### What the exercise asks
Search the entries below for "JSON". Report each line where it occurs.

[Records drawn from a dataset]
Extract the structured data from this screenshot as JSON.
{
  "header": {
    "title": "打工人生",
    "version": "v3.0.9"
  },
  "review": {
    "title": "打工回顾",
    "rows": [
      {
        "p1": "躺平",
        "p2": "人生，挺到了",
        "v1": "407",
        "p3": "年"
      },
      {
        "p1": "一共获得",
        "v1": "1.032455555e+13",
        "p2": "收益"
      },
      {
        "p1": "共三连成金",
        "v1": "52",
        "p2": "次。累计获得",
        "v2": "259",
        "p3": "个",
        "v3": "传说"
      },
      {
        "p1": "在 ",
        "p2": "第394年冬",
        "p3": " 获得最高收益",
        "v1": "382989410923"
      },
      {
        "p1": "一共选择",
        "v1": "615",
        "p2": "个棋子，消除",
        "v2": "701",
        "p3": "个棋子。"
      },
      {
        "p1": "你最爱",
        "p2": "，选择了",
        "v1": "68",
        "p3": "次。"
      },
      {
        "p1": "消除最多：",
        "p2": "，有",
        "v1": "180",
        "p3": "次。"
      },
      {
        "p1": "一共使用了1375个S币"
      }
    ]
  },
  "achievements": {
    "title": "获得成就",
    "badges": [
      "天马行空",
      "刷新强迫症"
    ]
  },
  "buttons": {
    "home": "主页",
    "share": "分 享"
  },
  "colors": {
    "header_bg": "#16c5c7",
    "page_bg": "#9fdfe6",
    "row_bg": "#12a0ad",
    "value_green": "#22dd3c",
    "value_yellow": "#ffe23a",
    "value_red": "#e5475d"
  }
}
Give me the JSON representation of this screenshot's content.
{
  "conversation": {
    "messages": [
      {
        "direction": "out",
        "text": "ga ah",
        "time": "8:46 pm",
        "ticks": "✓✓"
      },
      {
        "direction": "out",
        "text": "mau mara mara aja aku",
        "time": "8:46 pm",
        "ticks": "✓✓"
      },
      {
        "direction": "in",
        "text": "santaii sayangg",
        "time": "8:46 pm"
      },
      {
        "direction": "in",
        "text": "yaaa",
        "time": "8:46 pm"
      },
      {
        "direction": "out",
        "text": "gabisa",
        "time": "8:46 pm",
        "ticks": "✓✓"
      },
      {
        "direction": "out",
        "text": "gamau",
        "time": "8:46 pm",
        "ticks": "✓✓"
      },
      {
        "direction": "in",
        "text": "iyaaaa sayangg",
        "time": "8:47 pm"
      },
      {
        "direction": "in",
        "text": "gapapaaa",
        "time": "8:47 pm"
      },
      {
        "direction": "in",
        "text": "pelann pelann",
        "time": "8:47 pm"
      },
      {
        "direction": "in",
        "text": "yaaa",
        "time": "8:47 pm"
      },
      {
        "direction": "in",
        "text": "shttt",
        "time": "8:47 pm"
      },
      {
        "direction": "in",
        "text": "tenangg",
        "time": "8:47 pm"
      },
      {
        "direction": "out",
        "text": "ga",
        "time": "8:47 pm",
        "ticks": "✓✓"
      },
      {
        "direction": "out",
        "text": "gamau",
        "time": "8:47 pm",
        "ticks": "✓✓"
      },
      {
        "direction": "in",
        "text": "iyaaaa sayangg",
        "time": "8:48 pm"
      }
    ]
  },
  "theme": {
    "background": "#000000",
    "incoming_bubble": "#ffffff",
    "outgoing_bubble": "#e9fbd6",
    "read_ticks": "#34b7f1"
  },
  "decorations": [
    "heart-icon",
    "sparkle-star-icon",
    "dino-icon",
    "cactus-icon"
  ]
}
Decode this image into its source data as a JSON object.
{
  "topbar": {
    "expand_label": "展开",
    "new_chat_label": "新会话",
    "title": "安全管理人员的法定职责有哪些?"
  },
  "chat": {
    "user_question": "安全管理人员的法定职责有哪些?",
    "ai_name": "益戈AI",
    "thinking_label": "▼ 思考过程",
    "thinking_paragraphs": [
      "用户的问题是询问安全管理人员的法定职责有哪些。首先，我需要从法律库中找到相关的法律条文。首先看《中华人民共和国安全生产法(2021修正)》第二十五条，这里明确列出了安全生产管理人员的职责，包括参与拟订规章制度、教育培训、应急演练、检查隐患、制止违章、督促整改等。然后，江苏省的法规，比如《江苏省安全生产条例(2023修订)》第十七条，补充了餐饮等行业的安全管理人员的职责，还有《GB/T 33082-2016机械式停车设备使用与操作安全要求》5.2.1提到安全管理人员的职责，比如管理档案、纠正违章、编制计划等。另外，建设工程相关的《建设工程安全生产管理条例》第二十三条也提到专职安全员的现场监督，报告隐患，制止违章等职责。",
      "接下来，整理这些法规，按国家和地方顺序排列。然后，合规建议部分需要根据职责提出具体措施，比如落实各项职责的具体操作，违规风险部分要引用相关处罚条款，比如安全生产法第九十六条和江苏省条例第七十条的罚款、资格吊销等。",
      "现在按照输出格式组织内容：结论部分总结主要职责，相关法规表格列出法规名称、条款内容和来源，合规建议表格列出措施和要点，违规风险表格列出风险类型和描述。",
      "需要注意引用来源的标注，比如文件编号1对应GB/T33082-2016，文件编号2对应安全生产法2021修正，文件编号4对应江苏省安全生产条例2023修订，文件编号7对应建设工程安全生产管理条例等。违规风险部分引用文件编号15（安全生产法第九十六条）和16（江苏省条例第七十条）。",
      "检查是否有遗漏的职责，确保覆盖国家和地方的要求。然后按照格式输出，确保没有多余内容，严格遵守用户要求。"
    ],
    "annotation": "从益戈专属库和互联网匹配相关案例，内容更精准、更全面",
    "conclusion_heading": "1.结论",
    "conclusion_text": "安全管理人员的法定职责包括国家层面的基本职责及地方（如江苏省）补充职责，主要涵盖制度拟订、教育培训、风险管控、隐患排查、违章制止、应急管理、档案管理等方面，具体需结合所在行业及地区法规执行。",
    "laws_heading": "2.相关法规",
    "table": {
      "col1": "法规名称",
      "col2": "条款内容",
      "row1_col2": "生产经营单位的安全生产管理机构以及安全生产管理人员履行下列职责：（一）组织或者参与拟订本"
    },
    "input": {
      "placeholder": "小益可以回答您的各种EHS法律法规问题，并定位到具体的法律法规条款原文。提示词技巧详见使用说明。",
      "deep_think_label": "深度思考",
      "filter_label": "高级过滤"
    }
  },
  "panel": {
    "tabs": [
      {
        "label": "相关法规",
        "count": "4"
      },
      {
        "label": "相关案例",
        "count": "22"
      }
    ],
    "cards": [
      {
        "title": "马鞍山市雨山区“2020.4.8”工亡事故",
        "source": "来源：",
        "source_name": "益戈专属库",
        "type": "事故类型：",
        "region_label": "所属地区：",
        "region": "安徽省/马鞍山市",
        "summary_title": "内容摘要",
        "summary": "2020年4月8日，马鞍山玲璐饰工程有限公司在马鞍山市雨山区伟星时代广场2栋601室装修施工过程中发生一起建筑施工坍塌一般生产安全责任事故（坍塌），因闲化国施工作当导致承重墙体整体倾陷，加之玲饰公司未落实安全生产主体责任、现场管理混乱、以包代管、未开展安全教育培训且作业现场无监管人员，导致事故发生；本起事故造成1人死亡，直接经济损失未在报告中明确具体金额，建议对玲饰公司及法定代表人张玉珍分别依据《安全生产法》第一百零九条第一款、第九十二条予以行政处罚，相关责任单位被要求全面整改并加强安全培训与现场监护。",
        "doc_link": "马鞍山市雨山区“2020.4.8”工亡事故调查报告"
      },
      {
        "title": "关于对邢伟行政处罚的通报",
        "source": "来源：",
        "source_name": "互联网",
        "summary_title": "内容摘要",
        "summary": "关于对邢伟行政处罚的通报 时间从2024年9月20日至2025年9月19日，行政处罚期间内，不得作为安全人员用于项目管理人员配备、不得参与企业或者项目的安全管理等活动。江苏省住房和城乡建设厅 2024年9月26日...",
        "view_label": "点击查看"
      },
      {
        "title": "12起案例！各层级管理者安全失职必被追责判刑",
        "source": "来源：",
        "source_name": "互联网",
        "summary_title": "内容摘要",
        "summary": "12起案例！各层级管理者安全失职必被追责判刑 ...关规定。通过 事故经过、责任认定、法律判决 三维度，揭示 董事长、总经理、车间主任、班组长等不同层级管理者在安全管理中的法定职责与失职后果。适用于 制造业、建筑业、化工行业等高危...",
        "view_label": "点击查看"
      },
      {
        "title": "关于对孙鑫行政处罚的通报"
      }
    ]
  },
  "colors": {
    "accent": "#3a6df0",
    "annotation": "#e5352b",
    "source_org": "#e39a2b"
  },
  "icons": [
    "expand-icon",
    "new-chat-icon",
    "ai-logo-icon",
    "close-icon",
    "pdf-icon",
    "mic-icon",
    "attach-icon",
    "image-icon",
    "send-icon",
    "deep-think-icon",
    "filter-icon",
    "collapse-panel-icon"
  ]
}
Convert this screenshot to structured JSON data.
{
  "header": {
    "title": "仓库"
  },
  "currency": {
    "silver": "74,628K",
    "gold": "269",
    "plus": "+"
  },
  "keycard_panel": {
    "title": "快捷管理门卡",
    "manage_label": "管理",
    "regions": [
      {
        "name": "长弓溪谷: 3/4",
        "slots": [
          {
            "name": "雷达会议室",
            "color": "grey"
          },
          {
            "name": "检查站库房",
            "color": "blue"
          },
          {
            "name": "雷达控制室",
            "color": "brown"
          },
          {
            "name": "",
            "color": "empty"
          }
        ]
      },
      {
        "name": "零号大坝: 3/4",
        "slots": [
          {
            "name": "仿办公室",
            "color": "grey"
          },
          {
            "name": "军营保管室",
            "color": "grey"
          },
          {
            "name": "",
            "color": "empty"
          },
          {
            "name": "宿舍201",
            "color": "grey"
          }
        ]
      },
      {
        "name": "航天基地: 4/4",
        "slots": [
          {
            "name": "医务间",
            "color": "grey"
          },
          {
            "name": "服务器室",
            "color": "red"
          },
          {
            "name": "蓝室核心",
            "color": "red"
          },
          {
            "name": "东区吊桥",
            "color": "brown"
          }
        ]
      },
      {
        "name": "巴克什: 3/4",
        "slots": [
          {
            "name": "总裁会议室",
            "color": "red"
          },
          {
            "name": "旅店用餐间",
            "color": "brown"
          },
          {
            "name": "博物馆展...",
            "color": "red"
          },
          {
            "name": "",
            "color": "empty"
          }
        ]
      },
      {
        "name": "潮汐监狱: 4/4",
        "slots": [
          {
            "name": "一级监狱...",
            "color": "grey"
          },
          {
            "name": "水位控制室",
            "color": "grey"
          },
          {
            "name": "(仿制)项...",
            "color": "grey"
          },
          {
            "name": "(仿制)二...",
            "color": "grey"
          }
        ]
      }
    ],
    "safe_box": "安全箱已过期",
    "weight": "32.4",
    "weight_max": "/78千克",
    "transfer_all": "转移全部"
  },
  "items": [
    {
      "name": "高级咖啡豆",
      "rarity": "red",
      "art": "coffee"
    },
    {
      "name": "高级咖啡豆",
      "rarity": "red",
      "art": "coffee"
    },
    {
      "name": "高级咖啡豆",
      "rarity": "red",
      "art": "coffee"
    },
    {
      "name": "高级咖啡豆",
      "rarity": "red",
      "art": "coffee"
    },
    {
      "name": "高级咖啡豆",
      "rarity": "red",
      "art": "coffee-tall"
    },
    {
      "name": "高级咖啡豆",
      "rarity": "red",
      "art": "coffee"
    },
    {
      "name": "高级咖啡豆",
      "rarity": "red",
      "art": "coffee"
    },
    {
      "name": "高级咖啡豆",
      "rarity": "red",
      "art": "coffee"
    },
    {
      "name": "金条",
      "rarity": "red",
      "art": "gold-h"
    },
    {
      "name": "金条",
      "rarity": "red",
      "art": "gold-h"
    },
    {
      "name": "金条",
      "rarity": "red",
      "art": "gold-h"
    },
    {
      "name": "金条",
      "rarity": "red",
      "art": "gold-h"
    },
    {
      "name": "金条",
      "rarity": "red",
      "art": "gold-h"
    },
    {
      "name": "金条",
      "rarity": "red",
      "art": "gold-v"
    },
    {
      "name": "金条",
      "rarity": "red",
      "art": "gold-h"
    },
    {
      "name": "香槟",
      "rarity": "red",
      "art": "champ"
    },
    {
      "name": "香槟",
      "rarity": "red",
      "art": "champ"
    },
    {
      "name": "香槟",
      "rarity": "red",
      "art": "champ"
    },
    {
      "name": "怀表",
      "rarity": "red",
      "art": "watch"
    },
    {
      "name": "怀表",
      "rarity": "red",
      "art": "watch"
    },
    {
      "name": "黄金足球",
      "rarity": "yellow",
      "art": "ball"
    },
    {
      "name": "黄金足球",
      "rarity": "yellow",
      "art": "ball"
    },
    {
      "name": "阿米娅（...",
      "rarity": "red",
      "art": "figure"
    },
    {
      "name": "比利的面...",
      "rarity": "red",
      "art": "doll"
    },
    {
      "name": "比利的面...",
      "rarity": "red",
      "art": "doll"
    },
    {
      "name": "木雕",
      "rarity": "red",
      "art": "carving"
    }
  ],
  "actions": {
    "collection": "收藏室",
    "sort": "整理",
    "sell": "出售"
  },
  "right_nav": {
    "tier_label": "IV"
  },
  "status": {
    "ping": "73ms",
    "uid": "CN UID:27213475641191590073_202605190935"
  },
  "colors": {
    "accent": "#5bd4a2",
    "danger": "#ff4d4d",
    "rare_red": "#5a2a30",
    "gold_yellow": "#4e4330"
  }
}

### Answer to the problem
Extract the structured data from this screenshot as JSON.
Give me the JSON representation of this screenshot's content.
Decode this image into its source data as a JSON object.
Convert this screenshot to structured JSON data.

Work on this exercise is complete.